### Work required
Search term "Bharat": copy each line of the data containing it.

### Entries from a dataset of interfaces
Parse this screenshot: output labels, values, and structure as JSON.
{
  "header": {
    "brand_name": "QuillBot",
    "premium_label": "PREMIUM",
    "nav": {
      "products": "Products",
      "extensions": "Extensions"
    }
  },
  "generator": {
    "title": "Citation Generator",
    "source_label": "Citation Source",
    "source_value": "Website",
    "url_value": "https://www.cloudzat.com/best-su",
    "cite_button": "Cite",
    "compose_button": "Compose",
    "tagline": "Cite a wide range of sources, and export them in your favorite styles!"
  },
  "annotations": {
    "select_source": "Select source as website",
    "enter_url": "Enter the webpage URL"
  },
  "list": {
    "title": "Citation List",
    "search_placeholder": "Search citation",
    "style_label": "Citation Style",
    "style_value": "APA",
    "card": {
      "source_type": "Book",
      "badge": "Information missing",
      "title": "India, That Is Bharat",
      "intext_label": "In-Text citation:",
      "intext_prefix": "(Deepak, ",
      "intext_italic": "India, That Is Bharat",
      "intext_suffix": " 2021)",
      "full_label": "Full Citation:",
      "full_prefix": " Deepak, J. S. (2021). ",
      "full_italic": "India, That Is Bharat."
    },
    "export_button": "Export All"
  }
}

### Solution for this exercise
      "title": "India, That Is Bharat",
      "intext_italic": "India, That Is Bharat",
      "full_italic": "India, That Is Bharat."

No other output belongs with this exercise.